**Work task:**
Reproduce the listing below exactly, except for its pictures.
==========
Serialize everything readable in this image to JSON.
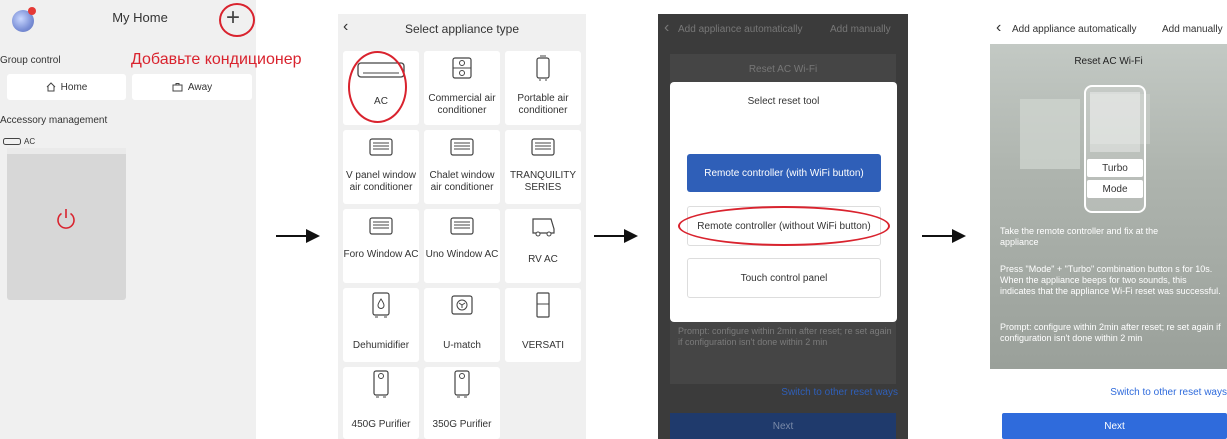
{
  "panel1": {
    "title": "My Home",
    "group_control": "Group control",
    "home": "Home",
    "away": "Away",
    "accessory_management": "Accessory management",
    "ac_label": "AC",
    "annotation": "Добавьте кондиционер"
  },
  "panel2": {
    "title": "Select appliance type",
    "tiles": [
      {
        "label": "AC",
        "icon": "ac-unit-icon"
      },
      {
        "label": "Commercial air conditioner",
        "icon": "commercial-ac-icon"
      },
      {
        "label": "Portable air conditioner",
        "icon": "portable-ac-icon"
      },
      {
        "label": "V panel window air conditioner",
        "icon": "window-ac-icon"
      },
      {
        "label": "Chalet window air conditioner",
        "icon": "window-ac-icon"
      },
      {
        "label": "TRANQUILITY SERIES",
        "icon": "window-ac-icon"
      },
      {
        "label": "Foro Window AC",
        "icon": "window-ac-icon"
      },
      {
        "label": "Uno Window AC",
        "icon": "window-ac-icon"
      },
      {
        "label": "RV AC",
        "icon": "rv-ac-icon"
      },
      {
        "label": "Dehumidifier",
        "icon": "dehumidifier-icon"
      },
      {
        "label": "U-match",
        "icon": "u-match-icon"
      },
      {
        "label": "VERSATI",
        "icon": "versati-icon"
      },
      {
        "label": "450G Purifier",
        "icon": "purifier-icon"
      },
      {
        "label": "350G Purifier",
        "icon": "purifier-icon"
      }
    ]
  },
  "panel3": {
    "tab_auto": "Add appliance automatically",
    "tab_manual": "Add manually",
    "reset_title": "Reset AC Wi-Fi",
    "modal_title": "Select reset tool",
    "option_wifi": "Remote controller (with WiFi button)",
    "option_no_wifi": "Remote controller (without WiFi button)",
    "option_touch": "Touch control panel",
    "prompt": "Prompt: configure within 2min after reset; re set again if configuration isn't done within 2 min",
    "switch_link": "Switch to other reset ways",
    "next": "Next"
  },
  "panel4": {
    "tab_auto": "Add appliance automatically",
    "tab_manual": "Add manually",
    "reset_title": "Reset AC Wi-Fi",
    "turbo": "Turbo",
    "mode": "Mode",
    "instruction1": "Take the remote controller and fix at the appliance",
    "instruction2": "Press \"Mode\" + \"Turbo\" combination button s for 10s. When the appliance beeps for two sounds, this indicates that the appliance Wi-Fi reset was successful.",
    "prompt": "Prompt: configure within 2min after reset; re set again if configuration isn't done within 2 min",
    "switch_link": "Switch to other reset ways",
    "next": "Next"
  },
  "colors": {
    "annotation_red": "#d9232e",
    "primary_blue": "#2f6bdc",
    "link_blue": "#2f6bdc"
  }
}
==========
**Response for this exercise:**
Serialize everything readable in this image to JSON.
{
  "panel1": {
    "title": "My Home",
    "group_control": "Group control",
    "home": "Home",
    "away": "Away",
    "accessory_management": "Accessory management",
    "ac_label": "AC",
    "annotation": "Добавьте кондиционер"
  },
  "panel2": {
    "title": "Select appliance type",
    "tiles": [
      {
        "label": "AC",
        "icon": "ac-unit-icon"
      },
      {
        "label": "Commercial air conditioner",
        "icon": "commercial-ac-icon"
      },
      {
        "label": "Portable air conditioner",
        "icon": "portable-ac-icon"
      },
      {
        "label": "V panel window air conditioner",
        "icon": "window-ac-icon"
      },
      {
        "label": "Chalet window air conditioner",
        "icon": "window-ac-icon"
      },
      {
        "label": "TRANQUILITY SERIES",
        "icon": "window-ac-icon"
      },
      {
        "label": "Foro Window AC",
        "icon": "window-ac-icon"
      },
      {
        "label": "Uno Window AC",
        "icon": "window-ac-icon"
      },
      {
        "label": "RV AC",
        "icon": "rv-ac-icon"
      },
      {
        "label": "Dehumidifier",
        "icon": "dehumidifier-icon"
      },
      {
        "label": "U-match",
        "icon": "u-match-icon"
      },
      {
        "label": "VERSATI",
        "icon": "versati-icon"
      },
      {
        "label": "450G Purifier",
        "icon": "purifier-icon"
      },
      {
        "label": "350G Purifier",
        "icon": "purifier-icon"
      }
    ]
  },
  "panel3": {
    "tab_auto": "Add appliance automatically",
    "tab_manual": "Add manually",
    "reset_title": "Reset AC Wi-Fi",
    "modal_title": "Select reset tool",
    "option_wifi": "Remote controller (with WiFi button)",
    "option_no_wifi": "Remote controller (without WiFi button)",
    "option_touch": "Touch control panel",
    "prompt": "Prompt: configure within 2min after reset; re set again if configuration isn't done within 2 min",
    "switch_link": "Switch to other reset ways",
    "next": "Next"
  },
  "panel4": {
    "tab_auto": "Add appliance automatically",
    "tab_manual": "Add manually",
    "reset_title": "Reset AC Wi-Fi",
    "turbo": "Turbo",
    "mode": "Mode",
    "instruction1": "Take the remote controller and fix at the appliance",
    "instruction2": "Press \"Mode\" + \"Turbo\" combination button s for 10s. When the appliance beeps for two sounds, this indicates that the appliance Wi-Fi reset was successful.",
    "prompt": "Prompt: configure within 2min after reset; re set again if configuration isn't done within 2 min",
    "switch_link": "Switch to other reset ways",
    "next": "Next"
  },
  "colors": {
    "annotation_red": "#d9232e",
    "primary_blue": "#2f6bdc",
    "link_blue": "#2f6bdc"
  }
}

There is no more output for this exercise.